And so it begs the question: Why go?
Whom does this serve if we know that there are folks coming specifically because they count on things turning violent? What if I don't want to engage in violence? What if I want to leave and things get crazy and I can't leave?
Not everyone is cut out to engage violently, no matter how many fantasies one may have of being the strongman, the hero, in a time of physical danger. A childhood and adolescence filled with being bullied made me shy away from such incidents, rather than seek them out. It has taken me years to get past the inner embarrassment of recognizing that I'm more Walter Mitty than Superman. I am finally beginning to come to terms with it, and to recognize that when things turn violent, I'm of no use to anyone in a crowd. If I can't escape, then all I'll do is curl up into a fetal position and wait for the blows to stop. That sort of response was beaten into me from my earliest grade school days and even self-defense courses couldn't change it (I flunked a self-defense course back in the day. Nothing the instructor did or said could help me, and I was so wigged out from the practice violence with the padded attacker that I went home after the second session and never came back.)
Such self-knowledge can be damning. And in my case, it has been for a long time. But not now.
The stakes are higher. If I went downtown tomorrow, someone at home would be waiting nervously for my return. And if something happened to me, that someone would be positively bereft and brokenhearted. I can't do that to her. And I can't put myself in harm's way. I'm not a fighter. I'm a peacemaker.
And everyone above a certain age knows what Fighting For Peace is like...
Every person has to sort out these things for themselves. As for me, although I would dearly love to play with the band again, this is not the venue I want to do it in, and I'm staying away. I could go to services, but I'd have to go through downtown to get there and I'm frankly not even up for that small risk.
So I'll stay home. I'll pray for a peaceful outcome for my friends downtown, I'll spend loving time with my Sweetie, and I'll go for a bike ride in my neighborhood.

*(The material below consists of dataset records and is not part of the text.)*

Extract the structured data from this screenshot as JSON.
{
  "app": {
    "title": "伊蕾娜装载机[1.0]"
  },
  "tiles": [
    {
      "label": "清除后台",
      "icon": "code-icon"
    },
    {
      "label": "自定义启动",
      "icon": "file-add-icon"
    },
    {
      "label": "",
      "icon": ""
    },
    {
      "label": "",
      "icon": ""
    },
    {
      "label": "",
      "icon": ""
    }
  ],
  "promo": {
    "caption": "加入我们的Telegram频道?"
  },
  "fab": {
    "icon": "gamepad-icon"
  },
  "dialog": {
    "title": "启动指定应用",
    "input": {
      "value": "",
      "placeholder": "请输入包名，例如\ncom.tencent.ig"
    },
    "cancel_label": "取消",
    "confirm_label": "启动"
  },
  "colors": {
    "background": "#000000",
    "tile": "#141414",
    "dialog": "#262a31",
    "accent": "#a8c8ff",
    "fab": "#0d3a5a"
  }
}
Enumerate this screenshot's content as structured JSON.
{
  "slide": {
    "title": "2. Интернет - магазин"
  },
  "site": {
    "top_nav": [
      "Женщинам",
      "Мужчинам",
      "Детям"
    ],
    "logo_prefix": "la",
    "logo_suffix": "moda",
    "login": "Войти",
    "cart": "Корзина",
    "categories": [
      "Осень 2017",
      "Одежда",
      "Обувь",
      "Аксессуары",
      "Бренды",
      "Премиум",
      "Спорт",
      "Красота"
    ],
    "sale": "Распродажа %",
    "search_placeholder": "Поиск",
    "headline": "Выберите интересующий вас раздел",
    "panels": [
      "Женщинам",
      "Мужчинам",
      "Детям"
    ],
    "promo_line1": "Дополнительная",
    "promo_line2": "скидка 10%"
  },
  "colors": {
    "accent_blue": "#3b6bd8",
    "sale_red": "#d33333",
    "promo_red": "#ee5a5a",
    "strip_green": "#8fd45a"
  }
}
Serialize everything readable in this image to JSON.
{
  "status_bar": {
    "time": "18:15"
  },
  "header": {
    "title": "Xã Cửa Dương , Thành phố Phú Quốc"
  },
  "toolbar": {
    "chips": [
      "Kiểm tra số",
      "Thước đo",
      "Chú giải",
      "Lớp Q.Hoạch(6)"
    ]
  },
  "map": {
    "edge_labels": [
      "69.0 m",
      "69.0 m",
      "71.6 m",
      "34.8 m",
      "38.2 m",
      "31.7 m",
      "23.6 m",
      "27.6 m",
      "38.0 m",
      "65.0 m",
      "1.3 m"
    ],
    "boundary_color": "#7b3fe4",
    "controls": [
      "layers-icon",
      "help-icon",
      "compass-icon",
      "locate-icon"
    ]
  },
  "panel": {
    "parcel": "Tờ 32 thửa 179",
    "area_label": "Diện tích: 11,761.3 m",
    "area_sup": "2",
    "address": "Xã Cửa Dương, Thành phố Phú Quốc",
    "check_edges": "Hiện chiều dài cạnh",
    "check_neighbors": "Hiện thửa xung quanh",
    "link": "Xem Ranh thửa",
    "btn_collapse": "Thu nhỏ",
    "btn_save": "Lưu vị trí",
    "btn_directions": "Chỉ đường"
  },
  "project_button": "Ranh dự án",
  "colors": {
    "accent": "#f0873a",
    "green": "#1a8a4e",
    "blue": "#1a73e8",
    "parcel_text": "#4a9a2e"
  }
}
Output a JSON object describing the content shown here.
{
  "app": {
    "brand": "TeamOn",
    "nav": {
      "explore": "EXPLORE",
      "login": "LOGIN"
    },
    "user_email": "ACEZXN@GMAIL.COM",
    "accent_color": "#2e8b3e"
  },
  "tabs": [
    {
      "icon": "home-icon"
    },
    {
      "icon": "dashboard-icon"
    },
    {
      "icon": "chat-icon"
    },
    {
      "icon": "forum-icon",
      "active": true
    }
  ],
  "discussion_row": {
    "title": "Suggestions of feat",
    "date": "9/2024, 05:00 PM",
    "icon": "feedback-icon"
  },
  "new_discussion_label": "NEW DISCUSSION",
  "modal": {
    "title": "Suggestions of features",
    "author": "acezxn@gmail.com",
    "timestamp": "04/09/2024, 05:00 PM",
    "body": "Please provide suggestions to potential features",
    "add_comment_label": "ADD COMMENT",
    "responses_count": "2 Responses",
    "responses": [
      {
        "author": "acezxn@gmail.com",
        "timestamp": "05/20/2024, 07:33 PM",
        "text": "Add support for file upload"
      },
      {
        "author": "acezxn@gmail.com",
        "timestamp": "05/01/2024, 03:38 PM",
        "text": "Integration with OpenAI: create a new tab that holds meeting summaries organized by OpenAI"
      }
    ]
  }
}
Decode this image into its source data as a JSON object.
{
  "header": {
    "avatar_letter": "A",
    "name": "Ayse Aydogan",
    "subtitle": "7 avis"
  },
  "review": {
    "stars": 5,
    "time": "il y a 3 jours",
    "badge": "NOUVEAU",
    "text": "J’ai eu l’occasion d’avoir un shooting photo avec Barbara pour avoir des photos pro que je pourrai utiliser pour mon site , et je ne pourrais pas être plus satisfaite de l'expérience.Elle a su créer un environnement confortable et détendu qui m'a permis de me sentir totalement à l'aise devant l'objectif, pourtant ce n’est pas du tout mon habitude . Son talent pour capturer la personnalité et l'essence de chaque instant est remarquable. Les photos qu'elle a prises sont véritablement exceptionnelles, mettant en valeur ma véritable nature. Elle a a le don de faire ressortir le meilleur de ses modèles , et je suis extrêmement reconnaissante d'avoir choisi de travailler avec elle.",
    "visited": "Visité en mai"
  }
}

After Shabbat, I'll contact my local and state officials and urge them to find a way to prevent these bigots from coming back for another violent protest in the future.